“Buck was unique,” Judy Tergis telephoned the Glen Park News on June 4. “He was always outdoors, in the yard working with plants and moving soil.”
The eight ladies had walked the perimeter of Billy Goat Hill earlier that morning and had seen evidence of Buck’s skill. His rock walls shore up the base of the hill where his grandmother brought her goats to graze and his succulents braid its hillside.
The Tergis clan had driven to Market Street in the mid-1930s when the thoroughfare was repaved and trolley tracks were positioned. They pulled up the stones, placed them in the family Model T and brought them back to Beacon Street.
Throughout surrounding hilly neighborhood backyards one can find Buck Tergis rock walls. In 2001, Buck, at 59 and a former college weightlifter, hefted 50-pound rocks, one at a time, to two within sight of Glen Park Elementary School.
Then he fitted each rock precisely among a palisade of others he’d deposited. In the ensuing years those rock walls have not budged.
One of the walkers later reflected in email on the Norman Rockwell-like affection Glen Park people showed to one another.
“I was struck by the sense of neighborhood pride as we walked around,” Joan Brennan wrote. “The wonderful folks who spoke with us all oozed it and their warm feelings for the neighborhood.”
The FFW were now on their last lap. It was half past noon and they’d circled the neighborhood in three hours. At the crest of the Harry Street stairs they began their single file descent. Soon they were surrounded by one of the best kept secrets in San Francisco, a leafy and verdant ode to rusticity that is unequaled by any other City hidden stairway walk.

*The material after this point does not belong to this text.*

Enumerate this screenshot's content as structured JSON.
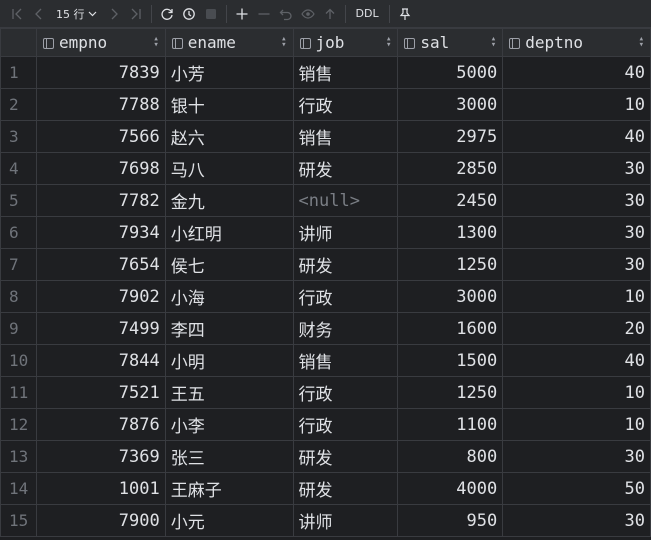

Listed at its earliest in a 1868 city directory, Harry Street by 1916 was described as a cow path. The steps grace the cover of an edition of Adah Bakalinsky’s Stairway Walks in San Francisco, and was voted the best stairway walk in San Francisco by the Bay Guardian.
Halfway down the stairs the ladies came upon two houses on each side of the stairway. They stopped at 30 Harry Street, a 1904-built cottage that once housed Daniel Oppenheim who operated the Urban Safari tourist busses. The existential question challenging the Oppenheim family who lived 126 steps above Laidley Street. Almost every week Oppenheim’s daughter would ask, “Are we carrying groceries up?”
But looking across the stairs at 47 Harry Street and at a 1929 Tudor house built by a SFFD captain and surrounded by lavender, jasmine, cypress and redwoods, it really wouldn’t matter.
Back again on Laidley Street the ladies returned to 30th Street and retraced their earlier steps, arriving exactly at the time of their one o’clock lunch reservation.
A few days later, from her North Beach home, Sandy Hunt reflected on her rucksack ramble.
“My cell phone said we walked 18 floors, and I never thought about climbing at any moment I was so mesmerized.”
The FFW had asked Glen Park for a curtain call and they were more than delighted with its encore.
“I now live in Davis,” wrote Jan Agee, “but I definitely left my heart in San Francisco.”